Dr. Alice Cash is a motivational speaker and the owner of Healing Music Enterprises, a company that sells CDs which claim to help preserve the memory of patients with Alzheimer's Disease and Dementia. These products may appeal to a family distraught over the diagnosis of a loved one, but Dr. Cash's website lacks any real medical proof.
First, Dr. Alice Cash repeatedly refers to herself as "doctor" and even appears in various pictures wearing a lab coat and stethoscope. This offers the allusion that she is a medical doctor when in reality she holds a PhD in musicology. Musicology is the scholarly study of music and a degree in this area would not make her an expert in Alzheimer's Disease or Dementia. However, her overuse of the title "Doctor" leads people to believe that she is an expert in these mentally degenerative diseases.
Second, her website displays many positive reviews of her products and seminars without specific scientific proof that her methods are effective. These reviews praise her as a "wonderful woman" who is knowledgeable in "music and brain functioning". However, when Dr. Cash explains the reasoning behind these success stories, she simply says that doctors have known for years that patients with various dementias respond powerfully to familiar music. Her vague explanation without referencing any reputable sources leads one to believe that there is no scientific basis behind any of her claims.
Despite the faults with Dr. Alice Cash's website, I can understand why someone might try her therapy. Alternative therapies are attractive to patients who can no longer be helped my traditional medicine. Also, it is natural for people want to try any treatment that could possibly help a loved one when a devastating diagnosis such as dementia is made.
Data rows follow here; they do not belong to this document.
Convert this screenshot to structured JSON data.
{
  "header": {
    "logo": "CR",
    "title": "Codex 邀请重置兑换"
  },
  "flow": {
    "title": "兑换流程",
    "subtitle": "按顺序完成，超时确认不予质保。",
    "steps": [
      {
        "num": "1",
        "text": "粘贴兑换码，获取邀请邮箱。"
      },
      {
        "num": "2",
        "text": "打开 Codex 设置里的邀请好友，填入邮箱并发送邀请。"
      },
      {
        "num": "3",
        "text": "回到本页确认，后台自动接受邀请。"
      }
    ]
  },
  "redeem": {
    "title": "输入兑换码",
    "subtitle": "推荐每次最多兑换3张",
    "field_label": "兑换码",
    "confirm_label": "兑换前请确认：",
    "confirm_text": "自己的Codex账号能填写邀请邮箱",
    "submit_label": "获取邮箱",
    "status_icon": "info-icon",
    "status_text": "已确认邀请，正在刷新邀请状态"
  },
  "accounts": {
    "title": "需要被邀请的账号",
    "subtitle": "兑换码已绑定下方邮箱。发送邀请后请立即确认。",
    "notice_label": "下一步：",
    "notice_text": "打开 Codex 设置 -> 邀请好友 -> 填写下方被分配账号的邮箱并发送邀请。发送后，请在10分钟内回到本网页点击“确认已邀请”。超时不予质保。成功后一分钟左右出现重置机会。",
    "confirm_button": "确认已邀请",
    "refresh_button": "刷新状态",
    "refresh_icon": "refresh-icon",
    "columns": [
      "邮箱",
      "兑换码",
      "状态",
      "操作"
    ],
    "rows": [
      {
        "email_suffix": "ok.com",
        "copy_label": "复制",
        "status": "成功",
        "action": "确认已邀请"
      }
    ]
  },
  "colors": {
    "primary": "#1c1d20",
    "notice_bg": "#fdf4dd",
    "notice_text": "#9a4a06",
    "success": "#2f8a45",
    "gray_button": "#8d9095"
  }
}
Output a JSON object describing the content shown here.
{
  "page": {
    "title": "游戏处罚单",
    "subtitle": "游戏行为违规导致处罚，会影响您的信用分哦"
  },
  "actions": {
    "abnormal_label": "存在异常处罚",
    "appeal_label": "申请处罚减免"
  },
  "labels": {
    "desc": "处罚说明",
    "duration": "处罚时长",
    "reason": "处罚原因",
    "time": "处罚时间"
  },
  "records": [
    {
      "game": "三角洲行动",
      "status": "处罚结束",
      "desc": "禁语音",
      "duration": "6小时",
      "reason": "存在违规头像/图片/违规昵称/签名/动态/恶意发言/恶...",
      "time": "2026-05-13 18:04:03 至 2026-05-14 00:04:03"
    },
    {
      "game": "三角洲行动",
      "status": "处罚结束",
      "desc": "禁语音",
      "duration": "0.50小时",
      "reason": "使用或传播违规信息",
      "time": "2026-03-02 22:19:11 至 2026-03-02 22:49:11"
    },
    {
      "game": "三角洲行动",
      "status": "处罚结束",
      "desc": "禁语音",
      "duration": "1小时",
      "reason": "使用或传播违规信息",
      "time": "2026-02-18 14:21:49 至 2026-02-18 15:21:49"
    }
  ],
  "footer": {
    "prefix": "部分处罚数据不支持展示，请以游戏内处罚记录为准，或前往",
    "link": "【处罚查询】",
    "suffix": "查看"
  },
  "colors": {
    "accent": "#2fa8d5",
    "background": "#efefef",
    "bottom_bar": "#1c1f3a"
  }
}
Dr. Cash caters to this desire in people by falsely giving the image that she is a medical doctor and by offering vague, unsubstantiated evidence for her claims.

No comments:

Post a Comment